How’s this for a number? According to data released by the Bureau of Ocean Energy Management and Enforcement, there are currently 24,486 known permanently abandoned wells in the Gulf of Mexico, and 3,593 “temporarily” abandoned wells, as of October 2011.
These wells range in dates of abandonment from as early as 1948 to August of this year. This includes some “temporarily” abandoned wells from the 1950’s! That is a pretty loose definition of “temporary” in this analyst’s opinion.
In industry terms, the “temporary” label is given to those wells which companies found more profitable to close off for a short time to begin re-drilling at a later date. Thus, “fewer plugs are installed and the seals are not as secure.”
It is important to remember that even in the case of permanently abandoned wells, degradation of plugs and casings is not uncommon, as many were sealed before strict regulations were implemented or before the sealing technology used today was available.
The obvious question: Are these abandoned wells still capable of leaking oil into the ocean?
According to a recent AP report, “in deeper federal waters…there is very little investigation into the state of abandoned wells.” Um, really? Lest anyone forget it was in these “deeper waters” that the Deepwater Horizon disaster occurred (a well actually being “temporarily” plugged at the time of the blowout), taking over three months to effectively seal and depositing an estimated 5 million barrels of oil into the ocean. Since those pesky deep waters are so difficult to work in I suppose it makes sense to have minimal inspections there…
However, good news may be on the horizon for this “Ocean of Holes.” President Obama announced last year that all temporarily abandoned wells must be plugged and all non-producing platforms be removed.
According to BOEMRE’s data, which is displayed in this analysis, these 3,500 well records are still on the books for as late as August 2011. Guess the jury is still out as to when all those “temporarily” abandoned wells will be properly plugged.
Furthermore, this policy means that if these wells are sealed and no longer classified as “temporary” then another 3,500 wells will become “permanently” abandoned, thereby adding to the number of wells which have traditionally been minimally inspected and maintained.

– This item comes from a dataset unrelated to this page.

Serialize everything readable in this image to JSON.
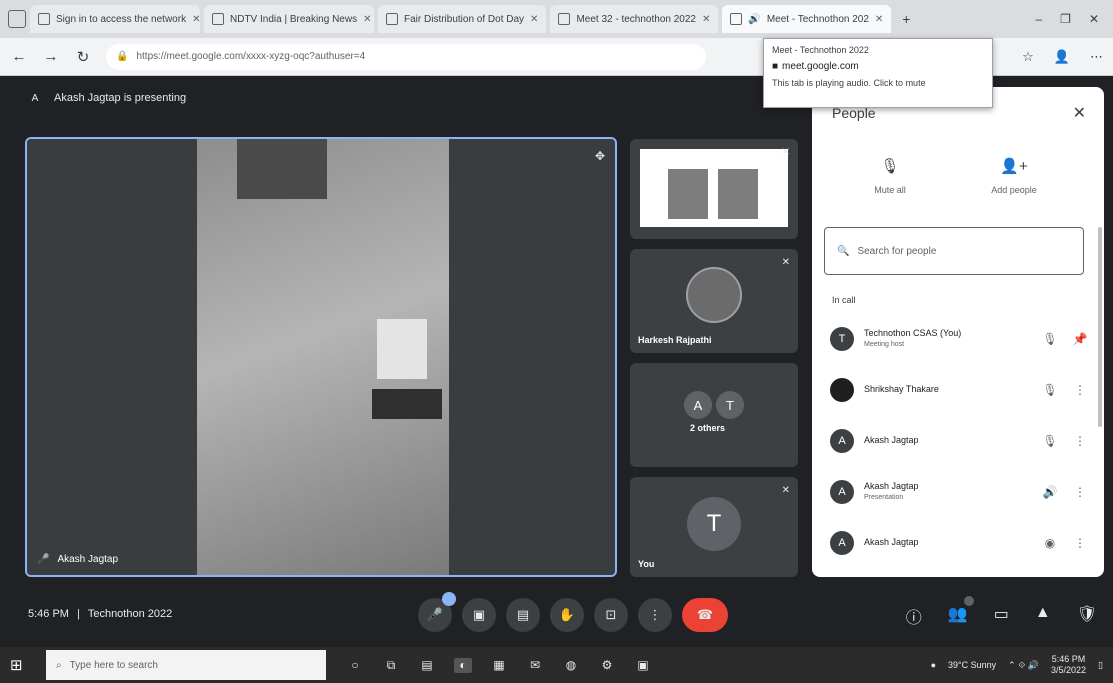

The Deepwater Horizon disaster called an unprecedented amount of attention to this long-neglected issue and it is crucial that this problem remain one of concern to the public and Congress.